Start of Block
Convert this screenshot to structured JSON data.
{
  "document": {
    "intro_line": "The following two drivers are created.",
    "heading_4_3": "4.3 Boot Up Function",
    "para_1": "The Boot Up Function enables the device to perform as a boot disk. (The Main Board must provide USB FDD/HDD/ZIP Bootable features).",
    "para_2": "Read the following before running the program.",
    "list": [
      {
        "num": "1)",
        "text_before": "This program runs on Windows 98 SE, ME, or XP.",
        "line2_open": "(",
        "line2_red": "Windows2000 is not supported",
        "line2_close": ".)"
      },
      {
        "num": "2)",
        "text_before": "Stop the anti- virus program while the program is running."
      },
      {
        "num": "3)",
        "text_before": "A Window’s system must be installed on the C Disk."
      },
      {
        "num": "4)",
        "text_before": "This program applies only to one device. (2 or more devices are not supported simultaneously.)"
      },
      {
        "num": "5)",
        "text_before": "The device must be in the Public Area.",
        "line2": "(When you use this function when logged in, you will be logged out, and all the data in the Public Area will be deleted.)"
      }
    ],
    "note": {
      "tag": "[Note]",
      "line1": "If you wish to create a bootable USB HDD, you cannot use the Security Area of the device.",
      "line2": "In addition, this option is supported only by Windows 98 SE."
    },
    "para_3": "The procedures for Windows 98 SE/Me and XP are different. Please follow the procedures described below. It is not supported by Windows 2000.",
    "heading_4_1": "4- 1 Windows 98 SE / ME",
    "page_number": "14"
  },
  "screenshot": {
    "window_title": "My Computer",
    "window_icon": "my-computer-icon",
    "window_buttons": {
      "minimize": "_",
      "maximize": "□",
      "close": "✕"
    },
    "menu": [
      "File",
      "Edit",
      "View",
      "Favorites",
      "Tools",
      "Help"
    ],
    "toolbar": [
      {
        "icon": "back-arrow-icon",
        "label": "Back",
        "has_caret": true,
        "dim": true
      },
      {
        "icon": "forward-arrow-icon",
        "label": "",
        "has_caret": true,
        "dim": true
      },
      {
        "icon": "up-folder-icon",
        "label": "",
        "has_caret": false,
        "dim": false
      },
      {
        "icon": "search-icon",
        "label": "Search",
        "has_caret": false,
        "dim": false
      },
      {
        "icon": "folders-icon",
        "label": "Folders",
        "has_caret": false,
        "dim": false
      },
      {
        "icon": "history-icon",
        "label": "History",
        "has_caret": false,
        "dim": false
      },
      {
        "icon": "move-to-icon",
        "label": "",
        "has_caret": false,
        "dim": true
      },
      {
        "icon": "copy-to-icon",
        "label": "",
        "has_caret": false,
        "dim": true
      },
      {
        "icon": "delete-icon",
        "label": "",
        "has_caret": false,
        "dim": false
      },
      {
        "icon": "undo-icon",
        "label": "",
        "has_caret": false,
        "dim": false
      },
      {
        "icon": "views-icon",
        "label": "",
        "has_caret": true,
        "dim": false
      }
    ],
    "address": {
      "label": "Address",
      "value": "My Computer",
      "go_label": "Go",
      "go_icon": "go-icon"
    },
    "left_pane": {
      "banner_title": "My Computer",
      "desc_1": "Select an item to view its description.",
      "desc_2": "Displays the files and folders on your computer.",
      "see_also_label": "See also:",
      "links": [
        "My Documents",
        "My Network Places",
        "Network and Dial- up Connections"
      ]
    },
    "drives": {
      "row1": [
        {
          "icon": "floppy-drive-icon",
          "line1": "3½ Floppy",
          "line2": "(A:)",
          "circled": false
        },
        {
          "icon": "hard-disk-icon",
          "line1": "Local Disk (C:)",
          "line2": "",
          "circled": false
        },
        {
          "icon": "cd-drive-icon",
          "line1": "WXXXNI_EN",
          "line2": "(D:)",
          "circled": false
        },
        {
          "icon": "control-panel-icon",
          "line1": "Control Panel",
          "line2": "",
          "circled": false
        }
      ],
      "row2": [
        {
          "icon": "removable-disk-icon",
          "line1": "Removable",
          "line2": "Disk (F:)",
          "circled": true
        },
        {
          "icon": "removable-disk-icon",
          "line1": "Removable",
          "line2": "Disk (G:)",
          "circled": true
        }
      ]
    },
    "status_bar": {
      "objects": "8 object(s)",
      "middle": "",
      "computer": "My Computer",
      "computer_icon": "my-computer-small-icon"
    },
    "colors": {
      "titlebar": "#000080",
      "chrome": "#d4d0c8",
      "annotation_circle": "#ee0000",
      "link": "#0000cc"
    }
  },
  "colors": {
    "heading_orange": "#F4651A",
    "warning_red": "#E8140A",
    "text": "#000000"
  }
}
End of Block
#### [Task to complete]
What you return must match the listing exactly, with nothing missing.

#### [Response]
Convert this screenshot to structured JSON data.
{
  "document": {
    "intro_line": "The following two drivers are created.",
    "heading_4_3": "4.3 Boot Up Function",
    "para_1": "The Boot Up Function enables the device to perform as a boot disk. (The Main Board must provide USB FDD/HDD/ZIP Bootable features).",
    "para_2": "Read the following before running the program.",
    "list": [
      {
        "num": "1)",
        "text_before": "This program runs on Windows 98 SE, ME, or XP.",
        "line2_open": "(",
        "line2_red": "Windows2000 is not supported",
        "line2_close": ".)"
      },
      {
        "num": "2)",
        "text_before": "Stop the anti- virus program while the program is running."
      },
      {
        "num": "3)",
        "text_before": "A Window’s system must be installed on the C Disk."
      },
      {
        "num": "4)",
        "text_before": "This program applies only to one device. (2 or more devices are not supported simultaneously.)"
      },
      {
        "num": "5)",
        "text_before": "The device must be in the Public Area.",
        "line2": "(When you use this function when logged in, you will be logged out, and all the data in the Public Area will be deleted.)"
      }
    ],
    "note": {
      "tag": "[Note]",
      "line1": "If you wish to create a bootable USB HDD, you cannot use the Security Area of the device.",
      "line2": "In addition, this option is supported only by Windows 98 SE."
    },
    "para_3": "The procedures for Windows 98 SE/Me and XP are different. Please follow the procedures described below. It is not supported by Windows 2000.",
    "heading_4_1": "4- 1 Windows 98 SE / ME",
    "page_number": "14"
  },
  "screenshot": {
    "window_title": "My Computer",
    "window_icon": "my-computer-icon",
    "window_buttons": {
      "minimize": "_",
      "maximize": "□",
      "close": "✕"
    },
    "menu": [
      "File",
      "Edit",
      "View",
      "Favorites",
      "Tools",
      "Help"
    ],
    "toolbar": [
      {
        "icon": "back-arrow-icon",
        "label": "Back",
        "has_caret": true,
        "dim": true
      },
      {
        "icon": "forward-arrow-icon",
        "label": "",
        "has_caret": true,
        "dim": true
      },
      {
        "icon": "up-folder-icon",
        "label": "",
        "has_caret": false,
        "dim": false
      },
      {
        "icon": "search-icon",
        "label": "Search",
        "has_caret": false,
        "dim": false
      },
      {
        "icon": "folders-icon",
        "label": "Folders",
        "has_caret": false,
        "dim": false
      },
      {
        "icon": "history-icon",
        "label": "History",
        "has_caret": false,
        "dim": false
      },
      {
        "icon": "move-to-icon",
        "label": "",
        "has_caret": false,
        "dim": true
      },
      {
        "icon": "copy-to-icon",
        "label": "",
        "has_caret": false,
        "dim": true
      },
      {
        "icon": "delete-icon",
        "label": "",
        "has_caret": false,
        "dim": false
      },
      {
        "icon": "undo-icon",
        "label": "",
        "has_caret": false,
        "dim": false
      },
      {
        "icon": "views-icon",
        "label": "",
        "has_caret": true,
        "dim": false
      }
    ],
    "address": {
      "label": "Address",
      "value": "My Computer",
      "go_label": "Go",
      "go_icon": "go-icon"
    },
    "left_pane": {
      "banner_title": "My Computer",
      "desc_1": "Select an item to view its description.",
      "desc_2": "Displays the files and folders on your computer.",
      "see_also_label": "See also:",
      "links": [
        "My Documents",
        "My Network Places",
        "Network and Dial- up Connections"
      ]
    },
    "drives": {
      "row1": [
        {
          "icon": "floppy-drive-icon",
          "line1": "3½ Floppy",
          "line2": "(A:)",
          "circled": false
        },
        {
          "icon": "hard-disk-icon",
          "line1": "Local Disk (C:)",
          "line2": "",
          "circled": false
        },
        {
          "icon": "cd-drive-icon",
          "line1": "WXXXNI_EN",
          "line2": "(D:)",
          "circled": false
        },
        {
          "icon": "control-panel-icon",
          "line1": "Control Panel",
          "line2": "",
          "circled": false
        }
      ],
      "row2": [
        {
          "icon": "removable-disk-icon",
          "line1": "Removable",
          "line2": "Disk (F:)",
          "circled": true
        },
        {
          "icon": "removable-disk-icon",
          "line1": "Removable",
          "line2": "Disk (G:)",
          "circled": true
        }
      ]
    },
    "status_bar": {
      "objects": "8 object(s)",
      "middle": "",
      "computer": "My Computer",
      "computer_icon": "my-computer-small-icon"
    },
    "colors": {
      "titlebar": "#000080",
      "chrome": "#d4d0c8",
      "annotation_circle": "#ee0000",
      "link": "#0000cc"
    }
  },
  "colors": {
    "heading_orange": "#F4651A",
    "warning_red": "#E8140A",
    "text": "#000000"
  }
}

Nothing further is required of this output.